Three decades after the Cambodian civil war, the leaders of the Khmer Rouge will finally be brought before an internationalized domestic tribunal. While the majority of those most responsible have died off or received immunity for their conduct, the Khmer Rouge Tribunal has the historic possibility of reaffirming the importance of international criminal justice and providing an historical narrative of the crimes committed and victims created.

This commentary evaluates the importance of restoration in transitional justice and the importance victims and witnesses play in post-conflict justice. This article will argue that previous post-conflict remedies required a balance of restorative and retribution in order to effectuate transitional justice. In turn, the incorporation and protection of witnesses and victims was vital to reconciliation.

This article summarizes the importance of victims and witnesses in the context of Cambodia and describes mechanisms the Khmer Rouge Tribunal can use to enhance their participation and protection. By expanding the Khmer Rouge Tribunal’s restorative role, it can bring provide post-conflict justice rather then appease international guilt.

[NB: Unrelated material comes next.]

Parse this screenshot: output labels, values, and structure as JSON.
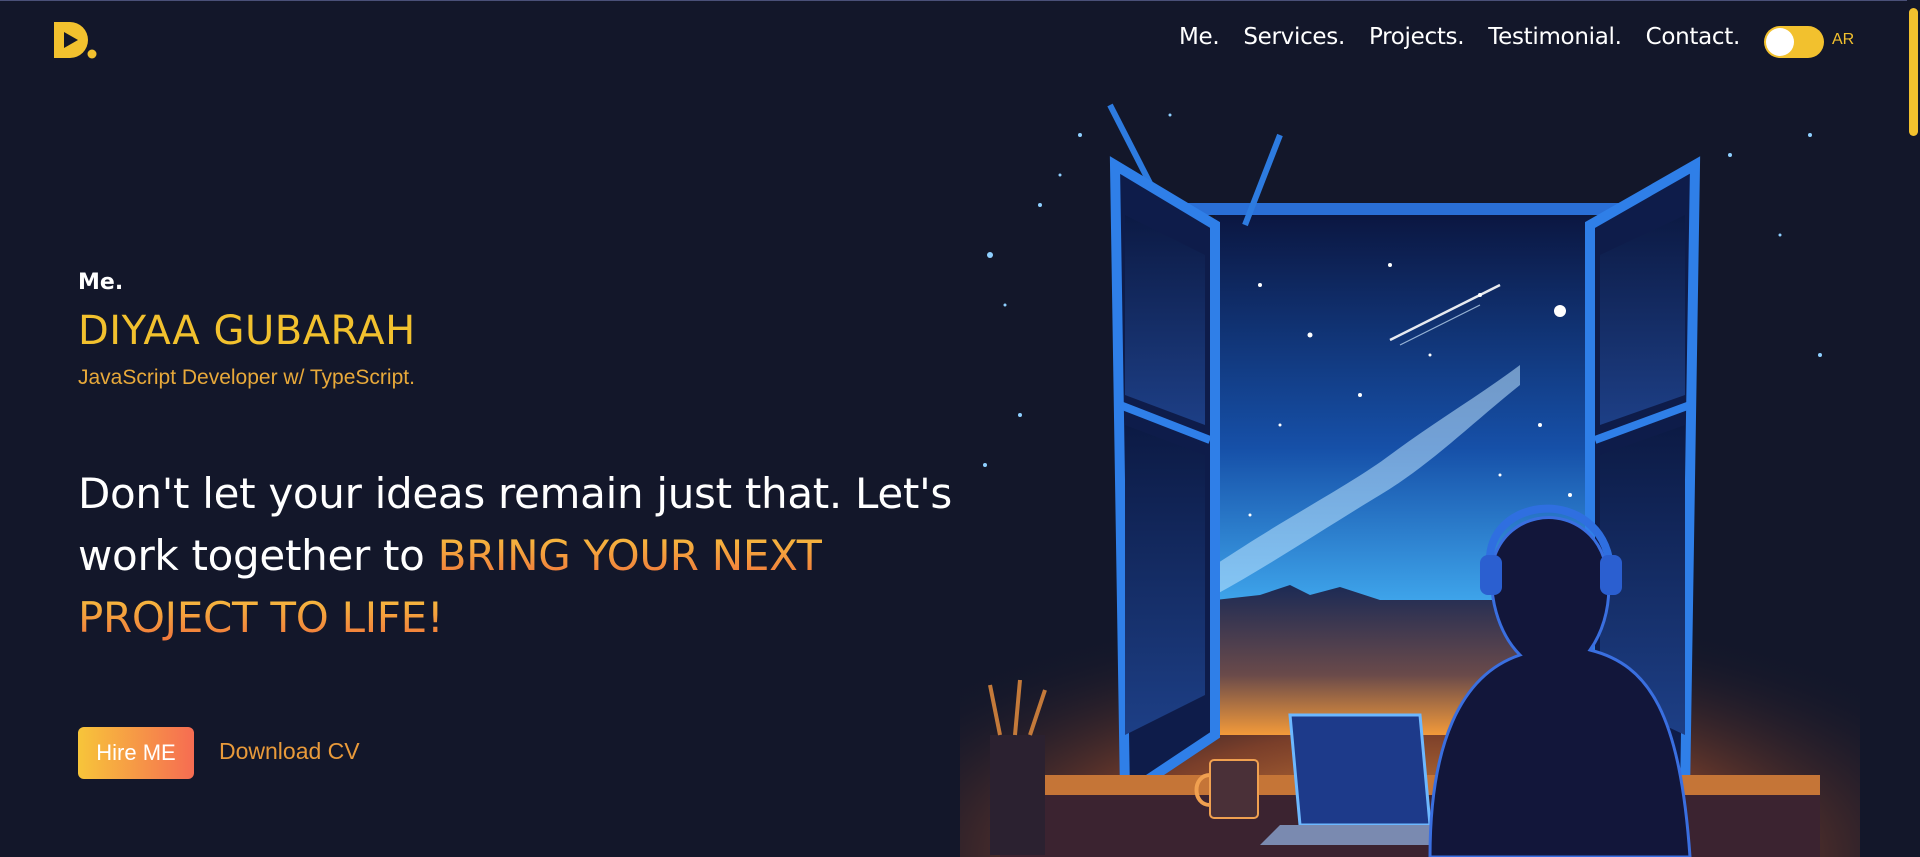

Human Rights Law | International Law

Date of this Version

April 2006